Relatives of the famed Chilean poet Pablo Neruda say their suspicions of half a century are confirmed. Did you know this? They've long accused state agents of poisoning the poet after a U.S.-backed coup in Chile back in 1973. Now forensic scientists have delivered findings to officials that do show a toxin in his remains. Here's NPR's Carrie Kahn.

CARRIE KAHN, BYLINE: For the past five decades, the official story is that days after the coup, Pablo Neruda died in a Santiago hospital due to complications from prostate cancer. No one ever believed that lie, says Rodolfo Reyes, Neruda's nephew.

RODOLFO REYES: (Speaking Spanish).

KAHN: He was injected with a bacteria that caused his death, Reyes told NPR. Reyes is a lawyer and has seen the report that was delivered to the court. Scientists from Canada, Denmark and Chile reported they found large quantities of the bacterium that can cause botulism poisoning in bone and tooth samples from Neruda's exhumed body.


PABLO NERUDA: (Speaking Spanish).

KAHN: Perhaps the 20th century's most read poet, Neruda won the Nobel Prize for literature in 1971. He wrote epic poems about love, like his famous 20 on the topic. Here he is heard reading No. 15.


NERUDA: (Speaking Spanish).

KAHN: He was also a Chilean diplomat and staunch supporter of President Salvador Allende, a socialist who was deposed by the military with help from the U.S. in 1973. Reyes says there is no doubt that dictator Augusto Pinochet, who went on to rule Chile for the next two decades, killed his uncle.

REYES: (Speaking Spanish).

KAHN: "He or his agents were the only ones at the time capable of such a murder," says Reyes. Canada's McMaster University said scientists there did detect the toxin but couldn't conclude if it killed Neruda. However, they say, the same bacterium was used to kill political prisoners in Chile in the 1980s. Chilean Judge Paolo Plaza says the court must decide now how to proceed.


PAOLA PLAZA: (Speaking Spanish).

KAHN: For now, she says, they are studying the findings. Relatives of Neruda want a criminal investigation open.

REYES: (Speaking Spanish).

KAHN: Reyes says, "Neruda himself has spoken. The science today tells us that, yes, he was murdered."

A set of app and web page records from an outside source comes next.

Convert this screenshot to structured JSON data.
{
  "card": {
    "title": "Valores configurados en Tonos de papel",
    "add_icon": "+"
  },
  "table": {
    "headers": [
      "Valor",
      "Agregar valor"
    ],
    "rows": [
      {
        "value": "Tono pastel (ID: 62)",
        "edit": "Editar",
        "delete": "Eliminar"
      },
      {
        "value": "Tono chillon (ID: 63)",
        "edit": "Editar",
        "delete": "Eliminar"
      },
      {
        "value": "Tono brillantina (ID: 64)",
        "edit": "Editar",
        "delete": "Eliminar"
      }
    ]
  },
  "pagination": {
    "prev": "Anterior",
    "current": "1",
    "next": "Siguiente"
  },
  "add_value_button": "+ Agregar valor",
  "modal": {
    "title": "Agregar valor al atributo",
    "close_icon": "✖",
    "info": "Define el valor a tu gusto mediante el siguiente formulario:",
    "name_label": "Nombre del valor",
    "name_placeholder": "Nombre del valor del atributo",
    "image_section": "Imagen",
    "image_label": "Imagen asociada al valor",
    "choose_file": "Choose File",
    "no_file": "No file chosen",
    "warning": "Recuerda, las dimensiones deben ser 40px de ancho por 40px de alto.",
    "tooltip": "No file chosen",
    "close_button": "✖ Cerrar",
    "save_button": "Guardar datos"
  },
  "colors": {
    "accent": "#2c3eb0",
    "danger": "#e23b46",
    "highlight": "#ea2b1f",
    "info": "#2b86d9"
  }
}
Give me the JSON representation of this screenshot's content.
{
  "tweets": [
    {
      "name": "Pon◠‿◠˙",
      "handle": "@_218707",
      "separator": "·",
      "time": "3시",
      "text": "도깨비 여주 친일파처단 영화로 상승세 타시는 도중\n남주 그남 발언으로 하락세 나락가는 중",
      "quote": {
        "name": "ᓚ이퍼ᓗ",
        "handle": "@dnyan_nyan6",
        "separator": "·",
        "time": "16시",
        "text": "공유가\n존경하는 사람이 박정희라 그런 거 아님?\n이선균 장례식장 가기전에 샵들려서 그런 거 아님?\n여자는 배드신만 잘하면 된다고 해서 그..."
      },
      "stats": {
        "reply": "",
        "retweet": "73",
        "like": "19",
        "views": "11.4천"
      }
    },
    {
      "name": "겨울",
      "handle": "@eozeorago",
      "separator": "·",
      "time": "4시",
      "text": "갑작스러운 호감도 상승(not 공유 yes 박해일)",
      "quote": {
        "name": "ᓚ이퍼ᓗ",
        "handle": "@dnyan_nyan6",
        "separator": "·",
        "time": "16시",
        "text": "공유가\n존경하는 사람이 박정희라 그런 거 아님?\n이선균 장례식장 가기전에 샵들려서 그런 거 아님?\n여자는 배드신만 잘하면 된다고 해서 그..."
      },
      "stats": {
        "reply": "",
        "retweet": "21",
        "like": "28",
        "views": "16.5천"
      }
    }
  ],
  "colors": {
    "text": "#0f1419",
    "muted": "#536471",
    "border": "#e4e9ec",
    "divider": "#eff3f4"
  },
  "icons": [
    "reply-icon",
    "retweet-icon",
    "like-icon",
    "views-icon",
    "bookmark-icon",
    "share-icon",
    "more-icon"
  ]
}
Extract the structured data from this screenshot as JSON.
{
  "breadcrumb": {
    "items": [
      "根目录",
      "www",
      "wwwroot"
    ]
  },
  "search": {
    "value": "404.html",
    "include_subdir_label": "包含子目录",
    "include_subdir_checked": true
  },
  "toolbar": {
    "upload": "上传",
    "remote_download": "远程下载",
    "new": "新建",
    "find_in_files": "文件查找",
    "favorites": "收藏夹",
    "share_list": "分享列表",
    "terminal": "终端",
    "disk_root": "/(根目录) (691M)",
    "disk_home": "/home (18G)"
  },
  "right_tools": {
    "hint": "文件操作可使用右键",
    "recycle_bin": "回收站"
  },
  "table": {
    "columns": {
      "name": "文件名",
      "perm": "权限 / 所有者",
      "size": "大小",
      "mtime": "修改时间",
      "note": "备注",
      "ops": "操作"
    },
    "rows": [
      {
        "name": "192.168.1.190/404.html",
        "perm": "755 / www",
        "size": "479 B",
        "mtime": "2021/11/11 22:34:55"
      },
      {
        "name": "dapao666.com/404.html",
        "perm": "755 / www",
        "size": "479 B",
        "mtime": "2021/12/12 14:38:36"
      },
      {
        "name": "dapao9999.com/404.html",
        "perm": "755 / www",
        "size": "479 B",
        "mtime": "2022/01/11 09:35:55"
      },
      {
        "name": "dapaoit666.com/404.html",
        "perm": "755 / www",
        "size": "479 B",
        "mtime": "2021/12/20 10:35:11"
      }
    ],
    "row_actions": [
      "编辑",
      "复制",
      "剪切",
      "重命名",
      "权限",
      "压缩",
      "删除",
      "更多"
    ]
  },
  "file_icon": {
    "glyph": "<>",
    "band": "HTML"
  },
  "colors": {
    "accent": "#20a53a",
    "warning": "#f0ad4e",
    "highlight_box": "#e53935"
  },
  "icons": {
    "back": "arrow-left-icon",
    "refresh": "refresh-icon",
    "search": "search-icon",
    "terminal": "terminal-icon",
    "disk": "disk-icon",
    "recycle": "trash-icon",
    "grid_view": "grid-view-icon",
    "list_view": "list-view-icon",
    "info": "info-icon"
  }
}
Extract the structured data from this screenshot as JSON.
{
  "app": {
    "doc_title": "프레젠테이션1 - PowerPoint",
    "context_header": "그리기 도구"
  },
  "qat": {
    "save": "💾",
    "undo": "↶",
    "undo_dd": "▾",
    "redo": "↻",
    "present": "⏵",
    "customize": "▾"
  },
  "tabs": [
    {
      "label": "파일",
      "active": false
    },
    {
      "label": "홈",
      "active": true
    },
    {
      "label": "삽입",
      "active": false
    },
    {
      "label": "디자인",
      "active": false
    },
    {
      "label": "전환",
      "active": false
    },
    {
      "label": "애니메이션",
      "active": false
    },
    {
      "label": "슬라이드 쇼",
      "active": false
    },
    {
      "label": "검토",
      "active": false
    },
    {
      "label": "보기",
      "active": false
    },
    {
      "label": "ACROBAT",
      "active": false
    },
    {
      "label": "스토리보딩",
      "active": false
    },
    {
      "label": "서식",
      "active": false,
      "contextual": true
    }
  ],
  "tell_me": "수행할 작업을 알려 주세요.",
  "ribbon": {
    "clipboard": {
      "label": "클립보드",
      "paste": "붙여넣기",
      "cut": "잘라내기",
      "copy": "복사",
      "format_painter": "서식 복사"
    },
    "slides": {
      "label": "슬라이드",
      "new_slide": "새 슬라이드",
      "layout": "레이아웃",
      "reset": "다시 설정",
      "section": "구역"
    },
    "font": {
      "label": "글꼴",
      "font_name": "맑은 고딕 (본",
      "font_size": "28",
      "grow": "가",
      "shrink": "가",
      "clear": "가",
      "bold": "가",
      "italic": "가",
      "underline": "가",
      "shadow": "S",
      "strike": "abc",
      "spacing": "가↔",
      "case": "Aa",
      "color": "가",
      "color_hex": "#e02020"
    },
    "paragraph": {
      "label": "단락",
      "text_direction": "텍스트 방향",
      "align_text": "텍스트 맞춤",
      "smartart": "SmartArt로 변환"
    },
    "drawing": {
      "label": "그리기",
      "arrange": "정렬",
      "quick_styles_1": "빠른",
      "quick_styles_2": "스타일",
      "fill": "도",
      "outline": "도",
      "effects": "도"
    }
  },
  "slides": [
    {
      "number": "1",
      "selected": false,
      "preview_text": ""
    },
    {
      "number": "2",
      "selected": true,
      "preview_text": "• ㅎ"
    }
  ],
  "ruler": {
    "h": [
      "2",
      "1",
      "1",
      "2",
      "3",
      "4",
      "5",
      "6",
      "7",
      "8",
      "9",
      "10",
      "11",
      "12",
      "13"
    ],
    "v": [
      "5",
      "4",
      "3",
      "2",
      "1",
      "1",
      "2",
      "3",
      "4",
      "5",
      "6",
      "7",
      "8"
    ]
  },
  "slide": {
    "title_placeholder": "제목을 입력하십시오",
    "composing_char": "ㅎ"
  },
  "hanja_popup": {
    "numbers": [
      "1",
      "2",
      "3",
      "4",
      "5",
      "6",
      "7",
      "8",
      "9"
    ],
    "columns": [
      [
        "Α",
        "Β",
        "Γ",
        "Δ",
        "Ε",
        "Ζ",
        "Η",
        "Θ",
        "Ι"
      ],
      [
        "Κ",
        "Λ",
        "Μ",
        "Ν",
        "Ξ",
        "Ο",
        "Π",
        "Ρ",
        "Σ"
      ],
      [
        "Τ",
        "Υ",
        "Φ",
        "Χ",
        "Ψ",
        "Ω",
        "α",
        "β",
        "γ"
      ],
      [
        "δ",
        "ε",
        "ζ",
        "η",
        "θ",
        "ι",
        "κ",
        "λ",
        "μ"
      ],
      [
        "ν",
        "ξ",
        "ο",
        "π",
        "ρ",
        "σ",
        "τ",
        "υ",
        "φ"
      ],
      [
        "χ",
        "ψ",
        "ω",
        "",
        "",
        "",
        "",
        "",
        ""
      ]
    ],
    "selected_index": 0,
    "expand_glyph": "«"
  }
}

Carrie Kahn, NPR News.

(SOUNDBITE OF CLOUDKICKER'S "CRAWL SPACES") Transcript provided by NPR, Copyright NPR.

Carrie Kahn is NPR's International Correspondent based in Mexico City, Mexico. She covers Mexico, the Caribbean, and Central America. Kahn's reports can be heard on NPR's award-winning news programs including All Things Considered, Morning Edition and Weekend Edition, and on